- **Dataset rows for apps and sites**:
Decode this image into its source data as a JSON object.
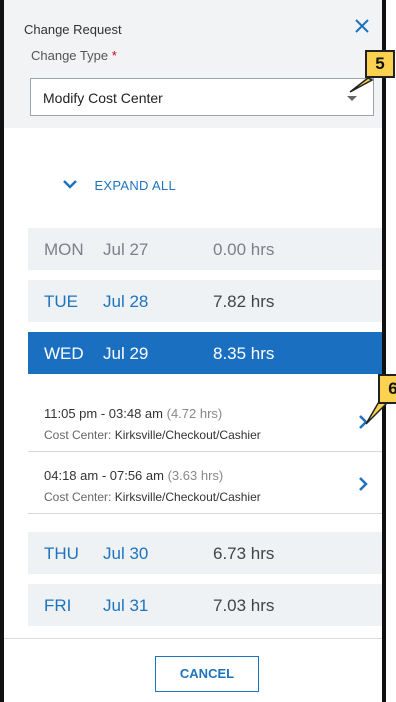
{
  "header": {
    "title": "Change Request",
    "close_glyph": "✕"
  },
  "change_type": {
    "label": "Change Type",
    "required_mark": "*",
    "value": "Modify Cost Center"
  },
  "callouts": {
    "first": "5",
    "second": "6"
  },
  "expand_all": "EXPAND ALL",
  "days": [
    {
      "dow": "MON",
      "date": "Jul 27",
      "hours": "0.00 hrs"
    },
    {
      "dow": "TUE",
      "date": "Jul 28",
      "hours": "7.82 hrs"
    },
    {
      "dow": "WED",
      "date": "Jul 29",
      "hours": "8.35 hrs"
    },
    {
      "dow": "THU",
      "date": "Jul 30",
      "hours": "6.73 hrs"
    },
    {
      "dow": "FRI",
      "date": "Jul 31",
      "hours": "7.03 hrs"
    }
  ],
  "entries": [
    {
      "time": "11:05 pm - 03:48 am",
      "duration": "(4.72 hrs)",
      "cc_label": "Cost Center:",
      "cc_value": "Kirksville/Checkout/Cashier"
    },
    {
      "time": "04:18 am - 07:56 am",
      "duration": "(3.63 hrs)",
      "cc_label": "Cost Center:",
      "cc_value": "Kirksville/Checkout/Cashier"
    }
  ],
  "footer": {
    "cancel_label": "CANCEL"
  },
  "colors": {
    "accent": "#1e73be",
    "active_day": "#1a6fc1",
    "callout": "#fbd24f"
  }
}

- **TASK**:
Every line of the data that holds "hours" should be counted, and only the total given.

- **RESPONSE**:
5